[Action item]: Give only the number of lines in these records that contain the word "JSON".

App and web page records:
━━━━━━━━━━━━━━━━━━━━

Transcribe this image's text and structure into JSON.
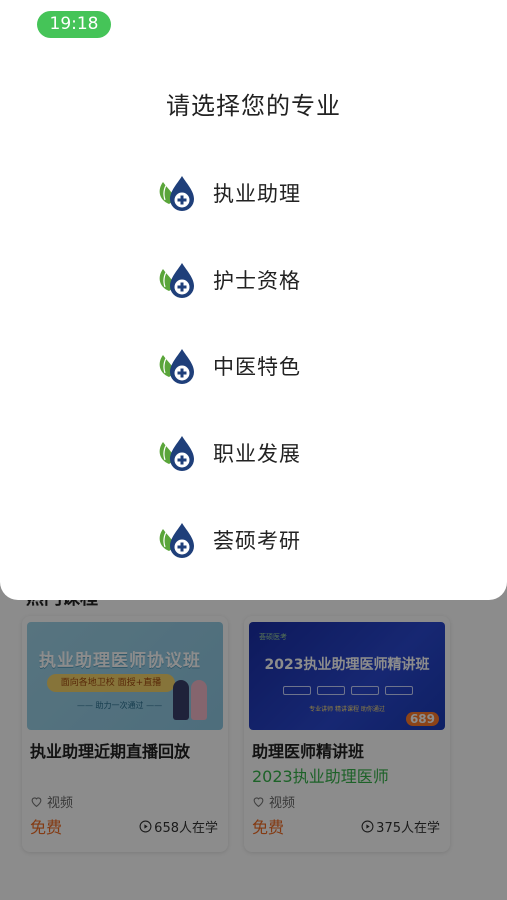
{
  "status_bar": {
    "time": "19:18"
  },
  "sheet": {
    "title": "请选择您的专业",
    "options": [
      {
        "label": "执业助理",
        "icon": "medical-drop-icon"
      },
      {
        "label": "护士资格",
        "icon": "medical-drop-icon"
      },
      {
        "label": "中医特色",
        "icon": "medical-drop-icon"
      },
      {
        "label": "职业发展",
        "icon": "medical-drop-icon"
      },
      {
        "label": "荟硕考研",
        "icon": "medical-drop-icon"
      }
    ]
  },
  "background": {
    "section_title": "热门课程",
    "courses": [
      {
        "thumb_title": "执业助理医师协议班",
        "thumb_pill": "面向各地卫校  面授+直播",
        "thumb_sub": "—— 助力一次通过 ——",
        "title": "执业助理近期直播回放",
        "subtitle": "",
        "type": "视频",
        "price": "免费",
        "learners": "658人在学"
      },
      {
        "thumb_logo": "荟硕医考",
        "thumb_title": "2023执业助理医师精讲班",
        "thumb_line": "专业讲师  精讲课程  助你通过",
        "thumb_badge": "689",
        "title": "助理医师精讲班",
        "subtitle": "2023执业助理医师",
        "type": "视频",
        "price": "免费",
        "learners": "375人在学"
      }
    ]
  },
  "colors": {
    "accent_green": "#45c458",
    "price_orange": "#f06a22",
    "icon_navy": "#1f3f7a",
    "leaf_green": "#5aa53a"
  }
}
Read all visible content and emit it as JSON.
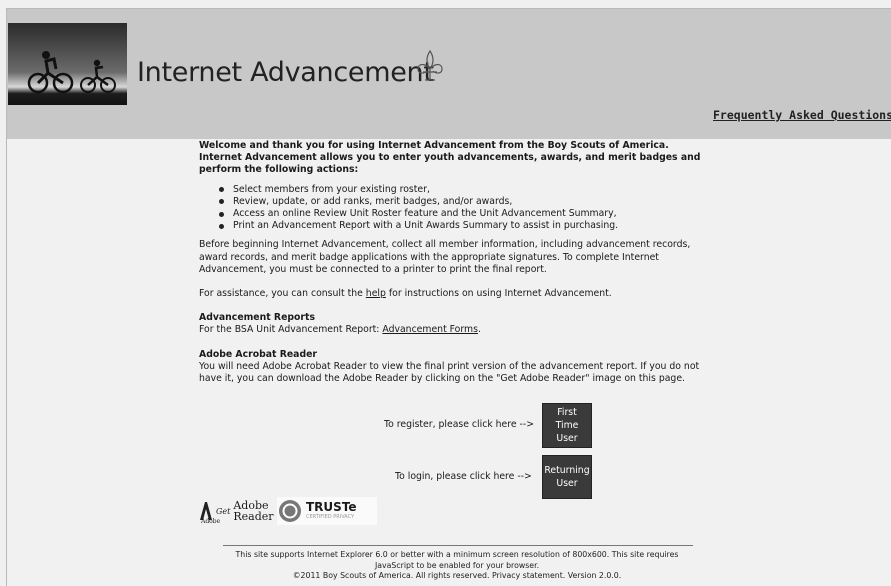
{
  "header": {
    "title": "Internet Advancement",
    "faq_link": "Frequently Asked Questions"
  },
  "intro": {
    "line1": "Welcome and thank you for using Internet Advancement from the Boy Scouts of America.",
    "line2": "Internet Advancement allows you to enter youth advancements, awards, and merit badges and perform the following actions:"
  },
  "bullets": [
    "Select members from your existing roster,",
    "Review, update, or add ranks, merit badges, and/or awards,",
    "Access an online Review Unit Roster feature and the Unit Advancement Summary,",
    "Print an Advancement Report with a Unit Awards Summary to assist in purchasing."
  ],
  "before_text": "Before beginning Internet Advancement, collect all member information, including advancement records, award records, and merit badge applications with the appropriate signatures.  To complete Internet Advancement, you must be connected to a printer to print the final report.",
  "assist": {
    "prefix": "For assistance, you can consult the ",
    "link": "help",
    "suffix": " for instructions on using Internet Advancement."
  },
  "reports": {
    "heading": "Advancement Reports",
    "prefix": "For the BSA Unit Advancement Report: ",
    "link": "Advancement Forms",
    "suffix": "."
  },
  "acrobat": {
    "heading": "Adobe Acrobat Reader",
    "text": "You will need Adobe Acrobat Reader to view the final print version of the advancement report. If you do not have it, you can download the Adobe Reader by clicking on the \"Get Adobe Reader\" image on this page."
  },
  "register": {
    "label": "To register, please click here -->",
    "button_lines": [
      "First",
      "Time",
      "User"
    ]
  },
  "login": {
    "label": "To login, please click here -->",
    "button_lines": [
      "Returning",
      "User"
    ]
  },
  "logos": {
    "adobe_get": "Get",
    "adobe_name": "Adobe",
    "adobe_reader": "Reader",
    "adobe_small": "Adobe",
    "truste": "TRUSTe",
    "truste_sub": "CERTIFIED PRIVACY"
  },
  "footer": {
    "line1": "This site supports Internet Explorer 6.0 or better with a minimum screen resolution of 800x600. This site requires",
    "line2": "JavaScript to be enabled for your browser.",
    "line3": "©2011 Boy Scouts of America. All rights reserved. Privacy statement. Version 2.0.0."
  }
}
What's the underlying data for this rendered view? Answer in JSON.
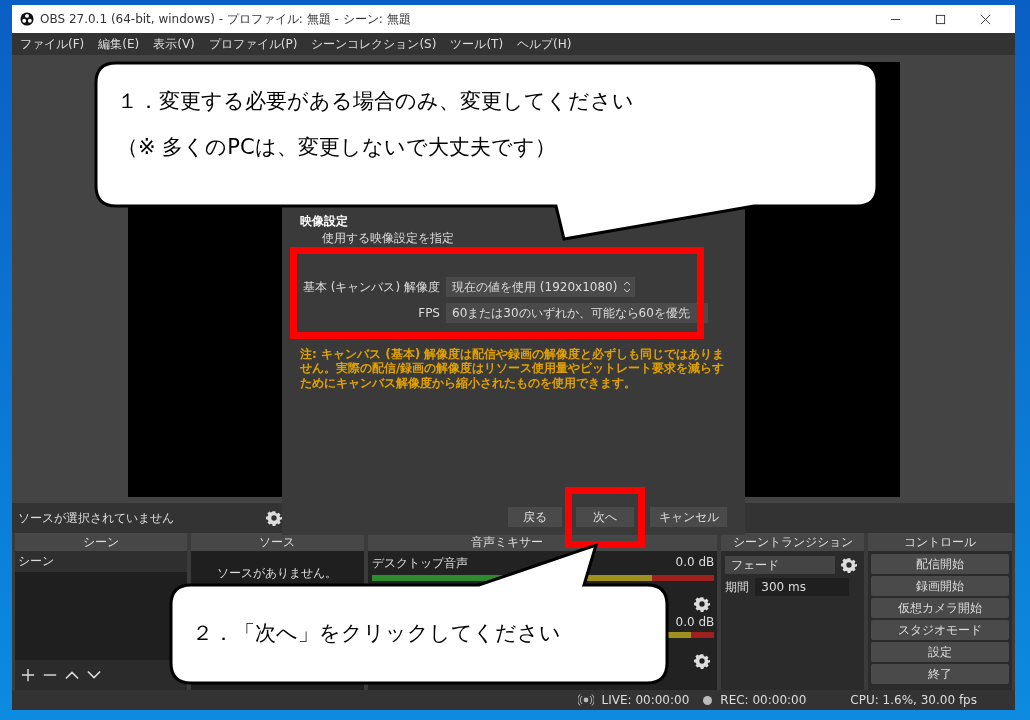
{
  "window": {
    "title": "OBS 27.0.1 (64-bit, windows) - プロファイル: 無題 - シーン: 無題"
  },
  "menu": [
    "ファイル(F)",
    "編集(E)",
    "表示(V)",
    "プロファイル(P)",
    "シーンコレクション(S)",
    "ツール(T)",
    "ヘルプ(H)"
  ],
  "dialog": {
    "title": "映像設定",
    "subtitle": "使用する映像設定を指定",
    "fields": [
      {
        "label": "基本 (キャンバス) 解像度",
        "value": "現在の値を使用 (1920x1080)"
      },
      {
        "label": "FPS",
        "value": "60または30のいずれか、可能なら60を優先"
      }
    ],
    "note": "注: キャンバス (基本) 解像度は配信や録画の解像度と必ずしも同じではありません。実際の配信/録画の解像度はリソース使用量やビットレート要求を減らすためにキャンバス解像度から縮小されたものを使用できます。",
    "buttons": [
      "戻る",
      "次へ",
      "キャンセル"
    ]
  },
  "source_bar": {
    "text": "ソースが選択されていません"
  },
  "scenes": {
    "title": "シーン",
    "items": [
      {
        "label": "シーン",
        "selected": true
      }
    ]
  },
  "sources": {
    "title": "ソース",
    "empty_text": "ソースがありません。"
  },
  "mixer": {
    "title": "音声ミキサー",
    "channels": [
      {
        "name": "デスクトップ音声",
        "reading": "0.0 dB"
      },
      {
        "reading": "0.0 dB"
      }
    ]
  },
  "transitions": {
    "title": "シーントランジション",
    "transition": "フェード",
    "duration_label": "期間",
    "duration": "300 ms"
  },
  "controls": {
    "title": "コントロール",
    "buttons": [
      "配信開始",
      "録画開始",
      "仮想カメラ開始",
      "スタジオモード",
      "設定",
      "終了"
    ]
  },
  "status_bar": {
    "live": "LIVE: 00:00:00",
    "rec": "REC: 00:00:00",
    "cpu": "CPU: 1.6%, 30.00 fps"
  },
  "callouts": [
    {
      "lines": [
        "１．変更する必要がある場合のみ、変更してください",
        "（※ 多くのPCは、変更しないで大丈夫です）"
      ]
    },
    {
      "lines": [
        "２．「次へ」をクリックしてください"
      ]
    }
  ]
}
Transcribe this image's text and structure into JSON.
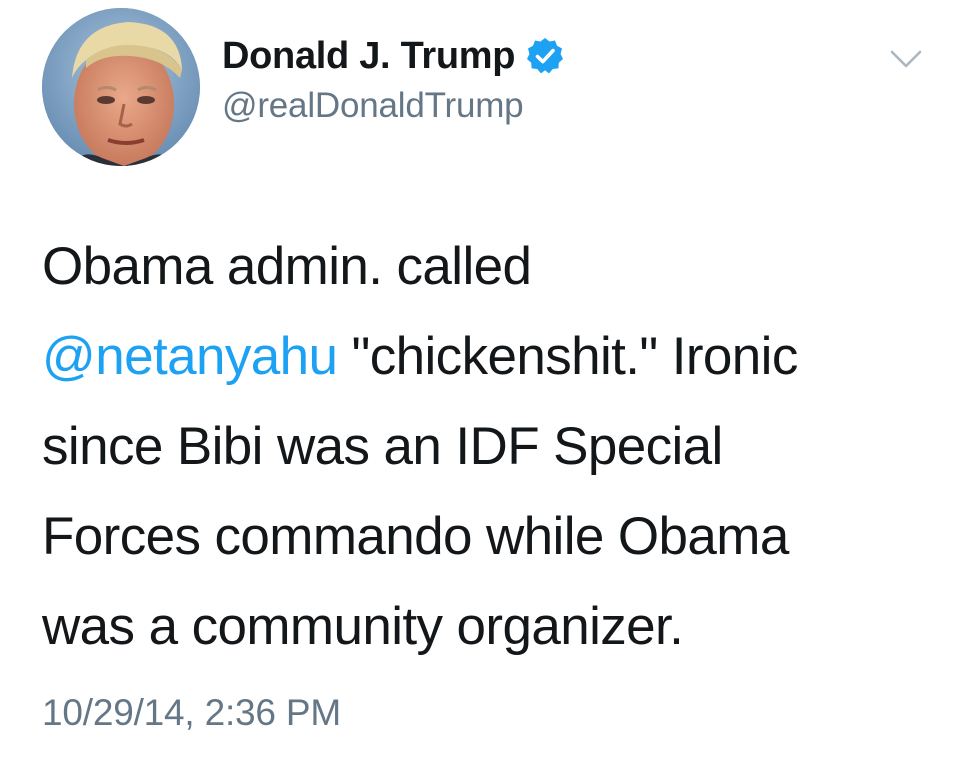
{
  "author": {
    "display_name": "Donald J. Trump",
    "handle": "@realDonaldTrump",
    "verified": true
  },
  "tweet": {
    "line1": "Obama admin. called",
    "mention": "@netanyahu",
    "line2_rest": " \"chickenshit.\" Ironic",
    "line3": "since Bibi was an IDF Special",
    "line4": "Forces commando while Obama",
    "line5": "was a community organizer."
  },
  "timestamp": "10/29/14, 2:36 PM",
  "icons": {
    "verified": "verified-badge-icon",
    "menu": "chevron-down-icon"
  },
  "colors": {
    "accent": "#1da1f2",
    "text": "#14171a",
    "muted": "#657786"
  }
}
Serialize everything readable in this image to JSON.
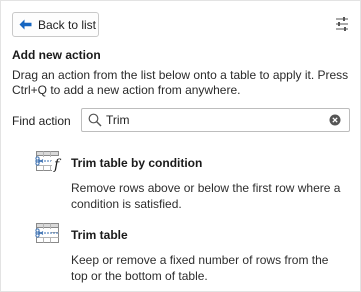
{
  "header": {
    "back_label": "Back to list"
  },
  "section": {
    "heading": "Add new action",
    "description": "Drag an action from the list below onto a table to apply it. Press Ctrl+Q to add a new action from anywhere."
  },
  "search": {
    "label": "Find action",
    "value": "Trim"
  },
  "results": [
    {
      "title": "Trim table by condition",
      "description": "Remove rows above or below the first row where a condition is satisfied."
    },
    {
      "title": "Trim table",
      "description": "Keep or remove a fixed number of rows from the top or the bottom of table."
    }
  ],
  "colors": {
    "accent": "#1565c0",
    "scissors": "#3a6fb0"
  }
}
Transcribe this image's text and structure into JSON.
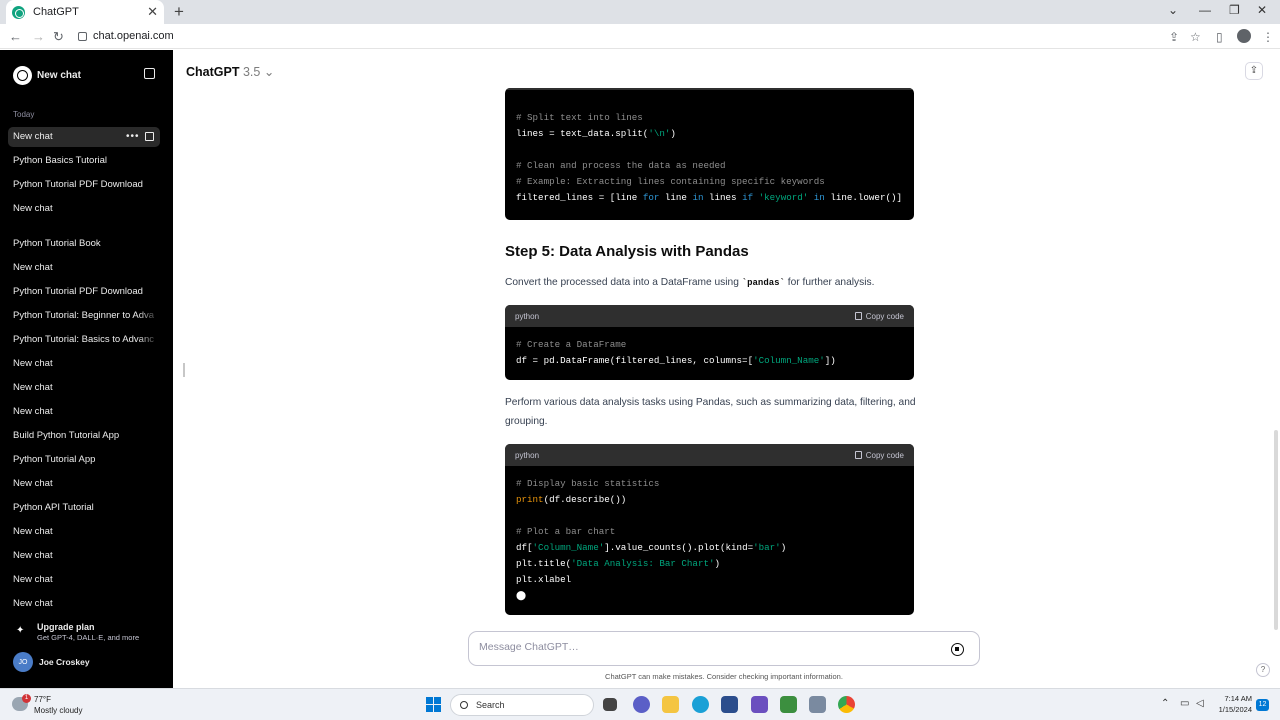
{
  "browser": {
    "tab_title": "ChatGPT",
    "url": "chat.openai.com"
  },
  "sidebar": {
    "new_chat_label": "New chat",
    "section_label": "Today",
    "items": [
      {
        "label": "New chat",
        "active": true
      },
      {
        "label": "Python Basics Tutorial"
      },
      {
        "label": "Python Tutorial PDF Download"
      },
      {
        "label": "New chat"
      },
      {
        "label": "Python Tutorial Book"
      },
      {
        "label": "New chat"
      },
      {
        "label": "Python Tutorial PDF Download"
      },
      {
        "label": "Python Tutorial: Beginner to Adva"
      },
      {
        "label": "Python Tutorial: Basics to Advanc"
      },
      {
        "label": "New chat"
      },
      {
        "label": "New chat"
      },
      {
        "label": "New chat"
      },
      {
        "label": "Build Python Tutorial App"
      },
      {
        "label": "Python Tutorial App"
      },
      {
        "label": "New chat"
      },
      {
        "label": "Python API Tutorial"
      },
      {
        "label": "New chat"
      },
      {
        "label": "New chat"
      },
      {
        "label": "New chat"
      },
      {
        "label": "New chat"
      }
    ],
    "more_icon": "•••",
    "upgrade": {
      "title": "Upgrade plan",
      "subtitle": "Get GPT-4, DALL·E, and more"
    },
    "user": {
      "initials": "JO",
      "name": "Joe Croskey"
    }
  },
  "main": {
    "model_title": "ChatGPT",
    "model_version": "3.5",
    "model_caret": "⌄",
    "copy_label": "Copy code",
    "lang_label": "python",
    "code1_lines": [
      [
        [
          "c-comment",
          "# Split text into lines"
        ]
      ],
      [
        [
          "",
          "lines = text_data.split("
        ],
        [
          "c-str",
          "'\\n'"
        ],
        [
          "",
          ")"
        ]
      ],
      [
        [
          "",
          ""
        ]
      ],
      [
        [
          "c-comment",
          "# Clean and process the data as needed"
        ]
      ],
      [
        [
          "c-comment",
          "# Example: Extracting lines containing specific keywords"
        ]
      ],
      [
        [
          "",
          "filtered_lines = [line "
        ],
        [
          "c-kw",
          "for"
        ],
        [
          "",
          " line "
        ],
        [
          "c-kw",
          "in"
        ],
        [
          "",
          " lines "
        ],
        [
          "c-kw",
          "if"
        ],
        [
          "",
          " "
        ],
        [
          "c-str",
          "'keyword'"
        ],
        [
          "",
          " "
        ],
        [
          "c-kw",
          "in"
        ],
        [
          "",
          " line.lower()]"
        ]
      ]
    ],
    "step_heading": "Step 5: Data Analysis with Pandas",
    "para1_before": "Convert the processed data into a DataFrame using ",
    "para1_code": "`pandas`",
    "para1_after": " for further analysis.",
    "code2_lines": [
      [
        [
          "c-comment",
          "# Create a DataFrame"
        ]
      ],
      [
        [
          "",
          "df = pd.DataFrame(filtered_lines, columns=["
        ],
        [
          "c-str",
          "'Column_Name'"
        ],
        [
          "",
          "])"
        ]
      ]
    ],
    "para2": "Perform various data analysis tasks using Pandas, such as summarizing data, filtering, and grouping.",
    "code3_lines": [
      [
        [
          "c-comment",
          "# Display basic statistics"
        ]
      ],
      [
        [
          "c-fn",
          "print"
        ],
        [
          "",
          "(df.describe())"
        ]
      ],
      [
        [
          "",
          ""
        ]
      ],
      [
        [
          "c-comment",
          "# Plot a bar chart"
        ]
      ],
      [
        [
          "",
          "df["
        ],
        [
          "c-str",
          "'Column_Name'"
        ],
        [
          "",
          "].value_counts().plot(kind="
        ],
        [
          "c-str",
          "'bar'"
        ],
        [
          "",
          ")"
        ]
      ],
      [
        [
          "",
          "plt.title("
        ],
        [
          "c-str",
          "'Data Analysis: Bar Chart'"
        ],
        [
          "",
          ")"
        ]
      ],
      [
        [
          "",
          "plt.xlabel"
        ]
      ],
      [
        [
          "",
          "⬤"
        ]
      ]
    ],
    "message_placeholder": "Message ChatGPT…",
    "disclaimer": "ChatGPT can make mistakes. Consider checking important information.",
    "help_label": "?"
  },
  "taskbar": {
    "weather_badge": "1",
    "temperature": "77°F",
    "condition": "Mostly cloudy",
    "search_label": "Search",
    "time": "7:14 AM",
    "date": "1/15/2024",
    "notification_count": "12"
  }
}
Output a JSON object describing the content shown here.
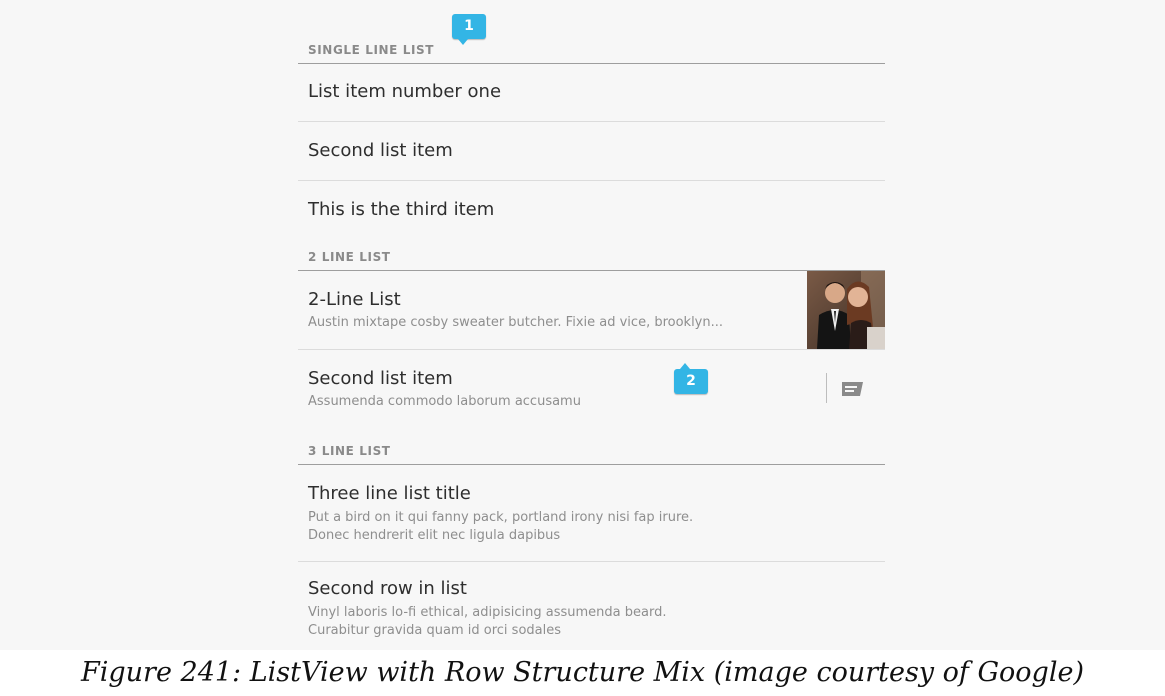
{
  "sections": {
    "single_line": {
      "header": "SINGLE LINE LIST",
      "items": [
        "List item number one",
        "Second list item",
        "This is the third item"
      ]
    },
    "two_line": {
      "header": "2 LINE LIST",
      "items": [
        {
          "title": "2-Line List",
          "subtitle": "Austin mixtape cosby sweater butcher. Fixie ad vice, brooklyn..."
        },
        {
          "title": "Second list item",
          "subtitle": "Assumenda commodo laborum accusamu"
        }
      ]
    },
    "three_line": {
      "header": "3 LINE LIST",
      "items": [
        {
          "title": "Three line list title",
          "line1": "Put a bird on it qui fanny pack, portland irony nisi fap irure.",
          "line2": "Donec hendrerit elit nec ligula dapibus"
        },
        {
          "title": "Second row in list",
          "line1": "Vinyl laboris lo-fi ethical, adipisicing assumenda beard.",
          "line2": "Curabitur gravida quam id orci sodales"
        }
      ]
    }
  },
  "badges": [
    "1",
    "2"
  ],
  "icons": {
    "thumbnail": "couple-photo-thumbnail",
    "secondary_action": "message-icon"
  },
  "colors": {
    "accent": "#33b5e5",
    "background": "#f7f7f7",
    "header_text": "#8a8a8a",
    "primary_text": "#2e2e2e",
    "secondary_text": "#8e8e8e"
  },
  "caption": "Figure 241: ListView with Row Structure Mix (image courtesy of Google)"
}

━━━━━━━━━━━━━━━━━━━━

[Solution to the problem]: 7